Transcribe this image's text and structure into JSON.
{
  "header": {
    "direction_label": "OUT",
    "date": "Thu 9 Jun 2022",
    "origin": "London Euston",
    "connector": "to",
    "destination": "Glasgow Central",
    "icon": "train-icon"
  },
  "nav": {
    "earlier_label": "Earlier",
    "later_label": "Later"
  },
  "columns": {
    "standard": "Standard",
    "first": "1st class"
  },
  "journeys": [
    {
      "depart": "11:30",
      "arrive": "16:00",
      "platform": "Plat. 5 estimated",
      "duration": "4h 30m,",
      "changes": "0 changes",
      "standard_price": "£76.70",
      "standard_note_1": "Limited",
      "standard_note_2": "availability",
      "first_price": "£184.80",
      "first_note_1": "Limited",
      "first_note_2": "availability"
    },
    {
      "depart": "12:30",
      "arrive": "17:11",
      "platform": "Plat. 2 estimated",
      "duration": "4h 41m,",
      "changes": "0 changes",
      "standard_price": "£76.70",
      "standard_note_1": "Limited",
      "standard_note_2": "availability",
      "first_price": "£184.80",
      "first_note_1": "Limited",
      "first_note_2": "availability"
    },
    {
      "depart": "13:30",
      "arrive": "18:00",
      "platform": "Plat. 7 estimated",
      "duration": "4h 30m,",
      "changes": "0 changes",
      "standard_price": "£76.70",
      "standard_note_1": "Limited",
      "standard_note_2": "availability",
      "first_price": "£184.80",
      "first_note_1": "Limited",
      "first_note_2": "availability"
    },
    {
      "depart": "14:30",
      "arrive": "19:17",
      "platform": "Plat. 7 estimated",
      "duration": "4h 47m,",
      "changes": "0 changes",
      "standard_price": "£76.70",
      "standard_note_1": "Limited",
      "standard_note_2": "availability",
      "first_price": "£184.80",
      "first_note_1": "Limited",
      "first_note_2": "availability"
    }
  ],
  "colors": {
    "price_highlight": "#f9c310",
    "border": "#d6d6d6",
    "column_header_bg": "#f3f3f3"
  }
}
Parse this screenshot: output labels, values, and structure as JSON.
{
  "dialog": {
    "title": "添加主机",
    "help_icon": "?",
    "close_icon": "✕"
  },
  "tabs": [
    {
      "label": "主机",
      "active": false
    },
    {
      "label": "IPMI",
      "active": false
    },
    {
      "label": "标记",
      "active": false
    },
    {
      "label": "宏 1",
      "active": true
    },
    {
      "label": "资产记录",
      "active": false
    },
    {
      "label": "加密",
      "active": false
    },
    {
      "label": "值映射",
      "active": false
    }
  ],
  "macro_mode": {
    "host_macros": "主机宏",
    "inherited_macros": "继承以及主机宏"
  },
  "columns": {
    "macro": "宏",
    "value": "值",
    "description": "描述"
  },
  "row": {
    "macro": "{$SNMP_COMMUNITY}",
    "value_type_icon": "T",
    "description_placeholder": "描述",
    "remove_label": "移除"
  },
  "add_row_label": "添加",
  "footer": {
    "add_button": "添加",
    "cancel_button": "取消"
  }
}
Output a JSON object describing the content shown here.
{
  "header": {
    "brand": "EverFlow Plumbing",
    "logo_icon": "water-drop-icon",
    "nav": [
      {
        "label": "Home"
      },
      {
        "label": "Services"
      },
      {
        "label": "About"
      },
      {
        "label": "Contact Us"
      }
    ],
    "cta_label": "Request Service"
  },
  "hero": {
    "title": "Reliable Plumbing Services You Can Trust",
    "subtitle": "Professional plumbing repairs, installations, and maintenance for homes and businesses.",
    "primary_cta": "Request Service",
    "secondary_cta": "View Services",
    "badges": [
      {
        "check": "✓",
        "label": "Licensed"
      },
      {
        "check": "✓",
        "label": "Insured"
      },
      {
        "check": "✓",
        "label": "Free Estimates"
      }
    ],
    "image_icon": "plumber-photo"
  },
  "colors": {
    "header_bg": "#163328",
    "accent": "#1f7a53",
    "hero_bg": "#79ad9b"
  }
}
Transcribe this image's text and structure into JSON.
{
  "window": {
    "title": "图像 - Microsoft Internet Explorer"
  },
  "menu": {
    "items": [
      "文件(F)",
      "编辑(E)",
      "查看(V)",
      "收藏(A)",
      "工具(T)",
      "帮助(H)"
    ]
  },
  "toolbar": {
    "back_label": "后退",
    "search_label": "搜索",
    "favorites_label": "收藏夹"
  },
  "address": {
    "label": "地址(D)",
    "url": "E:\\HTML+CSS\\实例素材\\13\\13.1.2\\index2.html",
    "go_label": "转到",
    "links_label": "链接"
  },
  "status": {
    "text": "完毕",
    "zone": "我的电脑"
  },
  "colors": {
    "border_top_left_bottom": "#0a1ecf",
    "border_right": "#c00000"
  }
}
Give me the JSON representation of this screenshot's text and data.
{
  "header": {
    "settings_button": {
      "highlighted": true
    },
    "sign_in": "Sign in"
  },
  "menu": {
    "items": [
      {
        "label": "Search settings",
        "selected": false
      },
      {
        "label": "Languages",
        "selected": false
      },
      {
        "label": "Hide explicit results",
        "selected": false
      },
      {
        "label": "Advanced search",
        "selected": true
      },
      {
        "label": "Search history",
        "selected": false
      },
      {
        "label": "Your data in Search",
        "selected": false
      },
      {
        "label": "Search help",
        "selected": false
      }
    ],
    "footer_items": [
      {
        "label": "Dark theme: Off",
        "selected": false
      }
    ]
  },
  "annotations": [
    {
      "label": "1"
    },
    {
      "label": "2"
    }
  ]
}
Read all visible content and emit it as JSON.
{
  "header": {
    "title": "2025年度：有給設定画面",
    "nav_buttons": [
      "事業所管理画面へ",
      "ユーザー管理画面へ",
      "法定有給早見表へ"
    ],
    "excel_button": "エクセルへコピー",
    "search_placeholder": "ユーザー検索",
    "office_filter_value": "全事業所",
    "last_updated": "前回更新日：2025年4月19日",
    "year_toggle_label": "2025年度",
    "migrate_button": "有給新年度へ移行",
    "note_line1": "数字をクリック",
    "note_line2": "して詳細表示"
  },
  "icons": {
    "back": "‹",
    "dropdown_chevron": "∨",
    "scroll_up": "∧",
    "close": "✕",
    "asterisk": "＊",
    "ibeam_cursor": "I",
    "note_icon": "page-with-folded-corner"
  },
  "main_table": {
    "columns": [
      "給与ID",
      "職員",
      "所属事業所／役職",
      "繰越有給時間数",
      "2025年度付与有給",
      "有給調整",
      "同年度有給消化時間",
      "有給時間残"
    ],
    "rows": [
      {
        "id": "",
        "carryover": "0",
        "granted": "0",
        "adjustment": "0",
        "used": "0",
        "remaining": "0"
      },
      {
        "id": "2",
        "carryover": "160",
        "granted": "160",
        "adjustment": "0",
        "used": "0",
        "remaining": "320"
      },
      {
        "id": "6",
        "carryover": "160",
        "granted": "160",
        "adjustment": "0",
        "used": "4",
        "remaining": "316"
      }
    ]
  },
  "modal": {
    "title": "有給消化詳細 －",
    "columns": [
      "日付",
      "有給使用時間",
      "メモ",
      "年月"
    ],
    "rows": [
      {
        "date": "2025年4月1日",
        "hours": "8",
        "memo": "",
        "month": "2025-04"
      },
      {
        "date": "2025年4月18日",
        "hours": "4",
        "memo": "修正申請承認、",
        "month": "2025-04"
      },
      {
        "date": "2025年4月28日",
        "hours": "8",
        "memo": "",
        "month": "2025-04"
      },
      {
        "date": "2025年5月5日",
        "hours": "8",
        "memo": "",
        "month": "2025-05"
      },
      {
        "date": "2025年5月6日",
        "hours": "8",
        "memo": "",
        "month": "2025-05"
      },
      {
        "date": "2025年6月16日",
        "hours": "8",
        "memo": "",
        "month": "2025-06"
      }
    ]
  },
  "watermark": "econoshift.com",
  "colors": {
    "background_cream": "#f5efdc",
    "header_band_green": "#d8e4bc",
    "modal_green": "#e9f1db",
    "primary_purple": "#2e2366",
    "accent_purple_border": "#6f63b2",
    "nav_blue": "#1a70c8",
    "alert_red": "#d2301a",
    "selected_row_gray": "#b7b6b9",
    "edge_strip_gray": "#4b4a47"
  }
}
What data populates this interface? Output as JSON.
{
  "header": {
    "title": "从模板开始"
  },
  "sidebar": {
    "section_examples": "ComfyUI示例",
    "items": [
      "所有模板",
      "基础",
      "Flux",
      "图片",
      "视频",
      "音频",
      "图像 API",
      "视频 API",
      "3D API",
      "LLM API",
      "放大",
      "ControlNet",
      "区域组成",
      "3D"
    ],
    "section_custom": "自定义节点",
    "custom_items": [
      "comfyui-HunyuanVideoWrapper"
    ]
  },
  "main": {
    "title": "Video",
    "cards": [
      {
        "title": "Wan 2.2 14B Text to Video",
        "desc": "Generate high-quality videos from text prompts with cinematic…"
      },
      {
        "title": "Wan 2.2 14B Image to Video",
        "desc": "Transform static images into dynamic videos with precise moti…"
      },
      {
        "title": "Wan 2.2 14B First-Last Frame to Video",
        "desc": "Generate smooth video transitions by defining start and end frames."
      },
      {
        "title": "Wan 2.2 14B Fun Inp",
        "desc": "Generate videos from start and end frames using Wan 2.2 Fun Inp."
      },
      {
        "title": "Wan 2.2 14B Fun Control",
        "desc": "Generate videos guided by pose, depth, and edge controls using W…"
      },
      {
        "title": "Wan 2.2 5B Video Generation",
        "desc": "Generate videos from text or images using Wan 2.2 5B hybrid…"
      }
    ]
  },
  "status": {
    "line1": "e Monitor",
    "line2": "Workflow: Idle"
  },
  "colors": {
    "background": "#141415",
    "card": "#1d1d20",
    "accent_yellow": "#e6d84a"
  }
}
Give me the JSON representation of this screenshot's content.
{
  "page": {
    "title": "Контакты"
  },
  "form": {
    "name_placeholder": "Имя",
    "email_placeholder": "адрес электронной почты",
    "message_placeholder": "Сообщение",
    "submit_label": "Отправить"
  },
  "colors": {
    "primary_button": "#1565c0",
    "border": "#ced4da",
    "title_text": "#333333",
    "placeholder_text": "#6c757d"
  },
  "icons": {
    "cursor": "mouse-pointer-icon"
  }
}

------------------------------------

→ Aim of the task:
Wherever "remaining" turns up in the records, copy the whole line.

→ Answer section:
        "remaining": "0"
        "remaining": "320"
        "remaining": "316"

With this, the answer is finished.